* _WHAT TO DO_
Reproduce the data below exactly as written. Pictures do not belong in the copy.

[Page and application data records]
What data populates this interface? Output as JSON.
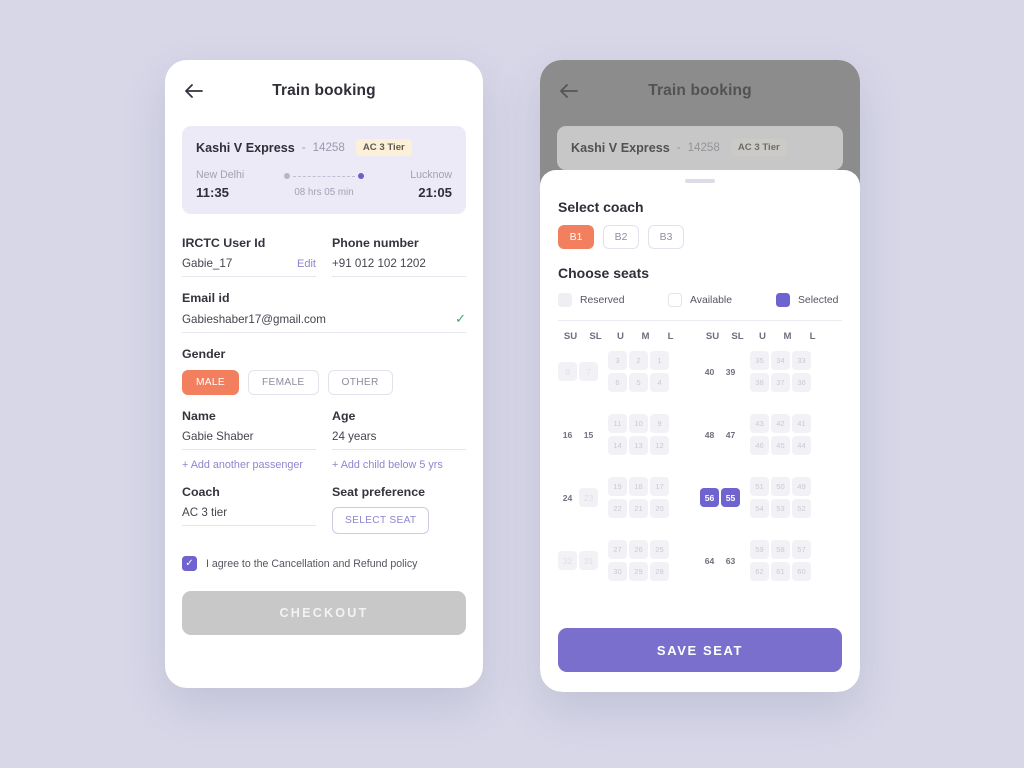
{
  "page": {
    "background_color": "#d7d7e8"
  },
  "theme": {
    "accent_orange": "#f2805e",
    "accent_purple": "#6f63cf",
    "badge_cream": "#fcf0d8",
    "card_lavender": "#eceaf6",
    "disabled_gray": "#c8c8c8",
    "check_green": "#3fa86b"
  },
  "screen_left": {
    "header": {
      "back_icon": "arrow-left-icon",
      "title": "Train booking"
    },
    "train_card": {
      "name": "Kashi V Express",
      "dash": "-",
      "number": "14258",
      "class_badge": "AC 3 Tier",
      "from_city": "New Delhi",
      "from_time": "11:35",
      "duration": "08 hrs 05 min",
      "to_city": "Lucknow",
      "to_time": "21:05"
    },
    "fields": {
      "irctc_label": "IRCTC User Id",
      "irctc_value": "Gabie_17",
      "edit_label": "Edit",
      "phone_label": "Phone number",
      "phone_value": "+91 012 102 1202",
      "email_label": "Email id",
      "email_value": "Gabieshaber17@gmail.com",
      "email_verified_icon": "check-icon",
      "gender_label": "Gender",
      "name_label": "Name",
      "name_value": "Gabie Shaber",
      "age_label": "Age",
      "age_value": "24 years",
      "add_passenger": "+ Add another passenger",
      "add_child": "+ Add child below 5 yrs",
      "coach_label": "Coach",
      "coach_value": "AC 3 tier",
      "seat_pref_label": "Seat preference",
      "select_seat_button": "SELECT SEAT"
    },
    "gender_options": [
      {
        "label": "MALE",
        "selected": true
      },
      {
        "label": "FEMALE",
        "selected": false
      },
      {
        "label": "OTHER",
        "selected": false
      }
    ],
    "agree": {
      "checked": true,
      "text": "I agree to the Cancellation and Refund policy"
    },
    "checkout_button": {
      "label": "CHECKOUT",
      "enabled": false
    }
  },
  "screen_right": {
    "header": {
      "back_icon": "arrow-left-icon",
      "title": "Train booking"
    },
    "train_card": {
      "name": "Kashi V Express",
      "dash": "-",
      "number": "14258",
      "class_badge": "AC 3 Tier"
    },
    "sheet": {
      "select_coach_title": "Select coach",
      "coaches": [
        {
          "label": "B1",
          "selected": true
        },
        {
          "label": "B2",
          "selected": false
        },
        {
          "label": "B3",
          "selected": false
        }
      ],
      "choose_seats_title": "Choose seats",
      "legend": [
        {
          "label": "Reserved",
          "state": "reserved"
        },
        {
          "label": "Available",
          "state": "available"
        },
        {
          "label": "Selected",
          "state": "selected"
        }
      ],
      "column_headers": [
        "SU",
        "SL",
        "U",
        "M",
        "L"
      ],
      "seat_blocks": [
        {
          "bays": [
            {
              "side": [
                "8",
                "7"
              ],
              "side_state": [
                "reserved",
                "reserved"
              ],
              "rows": [
                [
                  "3",
                  "2",
                  "1"
                ],
                [
                  "6",
                  "5",
                  "4"
                ]
              ]
            },
            {
              "side": [
                "16",
                "15"
              ],
              "side_state": [
                "available",
                "available"
              ],
              "rows": [
                [
                  "11",
                  "10",
                  "9"
                ],
                [
                  "14",
                  "13",
                  "12"
                ]
              ]
            },
            {
              "side": [
                "24",
                "23"
              ],
              "side_state": [
                "available",
                "reserved"
              ],
              "rows": [
                [
                  "19",
                  "18",
                  "17"
                ],
                [
                  "22",
                  "21",
                  "20"
                ]
              ]
            },
            {
              "side": [
                "32",
                "31"
              ],
              "side_state": [
                "reserved",
                "reserved"
              ],
              "rows": [
                [
                  "27",
                  "26",
                  "25"
                ],
                [
                  "30",
                  "29",
                  "28"
                ]
              ]
            }
          ]
        },
        {
          "bays": [
            {
              "side": [
                "40",
                "39"
              ],
              "side_state": [
                "available",
                "available"
              ],
              "rows": [
                [
                  "35",
                  "34",
                  "33"
                ],
                [
                  "38",
                  "37",
                  "36"
                ]
              ]
            },
            {
              "side": [
                "48",
                "47"
              ],
              "side_state": [
                "available",
                "available"
              ],
              "rows": [
                [
                  "43",
                  "42",
                  "41"
                ],
                [
                  "46",
                  "45",
                  "44"
                ]
              ]
            },
            {
              "side": [
                "56",
                "55"
              ],
              "side_state": [
                "selected",
                "selected"
              ],
              "rows": [
                [
                  "51",
                  "50",
                  "49"
                ],
                [
                  "54",
                  "53",
                  "52"
                ]
              ]
            },
            {
              "side": [
                "64",
                "63"
              ],
              "side_state": [
                "available",
                "available"
              ],
              "rows": [
                [
                  "59",
                  "58",
                  "57"
                ],
                [
                  "62",
                  "61",
                  "60"
                ]
              ]
            }
          ]
        }
      ],
      "save_button": "SAVE SEAT"
    }
  }
}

* _OUTPUT FOR THIS TASK_
What data populates this interface? Output as JSON.
{
  "page": {
    "background_color": "#d7d7e8"
  },
  "theme": {
    "accent_orange": "#f2805e",
    "accent_purple": "#6f63cf",
    "badge_cream": "#fcf0d8",
    "card_lavender": "#eceaf6",
    "disabled_gray": "#c8c8c8",
    "check_green": "#3fa86b"
  },
  "screen_left": {
    "header": {
      "back_icon": "arrow-left-icon",
      "title": "Train booking"
    },
    "train_card": {
      "name": "Kashi V Express",
      "dash": "-",
      "number": "14258",
      "class_badge": "AC 3 Tier",
      "from_city": "New Delhi",
      "from_time": "11:35",
      "duration": "08 hrs 05 min",
      "to_city": "Lucknow",
      "to_time": "21:05"
    },
    "fields": {
      "irctc_label": "IRCTC User Id",
      "irctc_value": "Gabie_17",
      "edit_label": "Edit",
      "phone_label": "Phone number",
      "phone_value": "+91 012 102 1202",
      "email_label": "Email id",
      "email_value": "Gabieshaber17@gmail.com",
      "email_verified_icon": "check-icon",
      "gender_label": "Gender",
      "name_label": "Name",
      "name_value": "Gabie Shaber",
      "age_label": "Age",
      "age_value": "24 years",
      "add_passenger": "+ Add another passenger",
      "add_child": "+ Add child below 5 yrs",
      "coach_label": "Coach",
      "coach_value": "AC 3 tier",
      "seat_pref_label": "Seat preference",
      "select_seat_button": "SELECT SEAT"
    },
    "gender_options": [
      {
        "label": "MALE",
        "selected": true
      },
      {
        "label": "FEMALE",
        "selected": false
      },
      {
        "label": "OTHER",
        "selected": false
      }
    ],
    "agree": {
      "checked": true,
      "text": "I agree to the Cancellation and Refund policy"
    },
    "checkout_button": {
      "label": "CHECKOUT",
      "enabled": false
    }
  },
  "screen_right": {
    "header": {
      "back_icon": "arrow-left-icon",
      "title": "Train booking"
    },
    "train_card": {
      "name": "Kashi V Express",
      "dash": "-",
      "number": "14258",
      "class_badge": "AC 3 Tier"
    },
    "sheet": {
      "select_coach_title": "Select coach",
      "coaches": [
        {
          "label": "B1",
          "selected": true
        },
        {
          "label": "B2",
          "selected": false
        },
        {
          "label": "B3",
          "selected": false
        }
      ],
      "choose_seats_title": "Choose seats",
      "legend": [
        {
          "label": "Reserved",
          "state": "reserved"
        },
        {
          "label": "Available",
          "state": "available"
        },
        {
          "label": "Selected",
          "state": "selected"
        }
      ],
      "column_headers": [
        "SU",
        "SL",
        "U",
        "M",
        "L"
      ],
      "seat_blocks": [
        {
          "bays": [
            {
              "side": [
                "8",
                "7"
              ],
              "side_state": [
                "reserved",
                "reserved"
              ],
              "rows": [
                [
                  "3",
                  "2",
                  "1"
                ],
                [
                  "6",
                  "5",
                  "4"
                ]
              ]
            },
            {
              "side": [
                "16",
                "15"
              ],
              "side_state": [
                "available",
                "available"
              ],
              "rows": [
                [
                  "11",
                  "10",
                  "9"
                ],
                [
                  "14",
                  "13",
                  "12"
                ]
              ]
            },
            {
              "side": [
                "24",
                "23"
              ],
              "side_state": [
                "available",
                "reserved"
              ],
              "rows": [
                [
                  "19",
                  "18",
                  "17"
                ],
                [
                  "22",
                  "21",
                  "20"
                ]
              ]
            },
            {
              "side": [
                "32",
                "31"
              ],
              "side_state": [
                "reserved",
                "reserved"
              ],
              "rows": [
                [
                  "27",
                  "26",
                  "25"
                ],
                [
                  "30",
                  "29",
                  "28"
                ]
              ]
            }
          ]
        },
        {
          "bays": [
            {
              "side": [
                "40",
                "39"
              ],
              "side_state": [
                "available",
                "available"
              ],
              "rows": [
                [
                  "35",
                  "34",
                  "33"
                ],
                [
                  "38",
                  "37",
                  "36"
                ]
              ]
            },
            {
              "side": [
                "48",
                "47"
              ],
              "side_state": [
                "available",
                "available"
              ],
              "rows": [
                [
                  "43",
                  "42",
                  "41"
                ],
                [
                  "46",
                  "45",
                  "44"
                ]
              ]
            },
            {
              "side": [
                "56",
                "55"
              ],
              "side_state": [
                "selected",
                "selected"
              ],
              "rows": [
                [
                  "51",
                  "50",
                  "49"
                ],
                [
                  "54",
                  "53",
                  "52"
                ]
              ]
            },
            {
              "side": [
                "64",
                "63"
              ],
              "side_state": [
                "available",
                "available"
              ],
              "rows": [
                [
                  "59",
                  "58",
                  "57"
                ],
                [
                  "62",
                  "61",
                  "60"
                ]
              ]
            }
          ]
        }
      ],
      "save_button": "SAVE SEAT"
    }
  }
}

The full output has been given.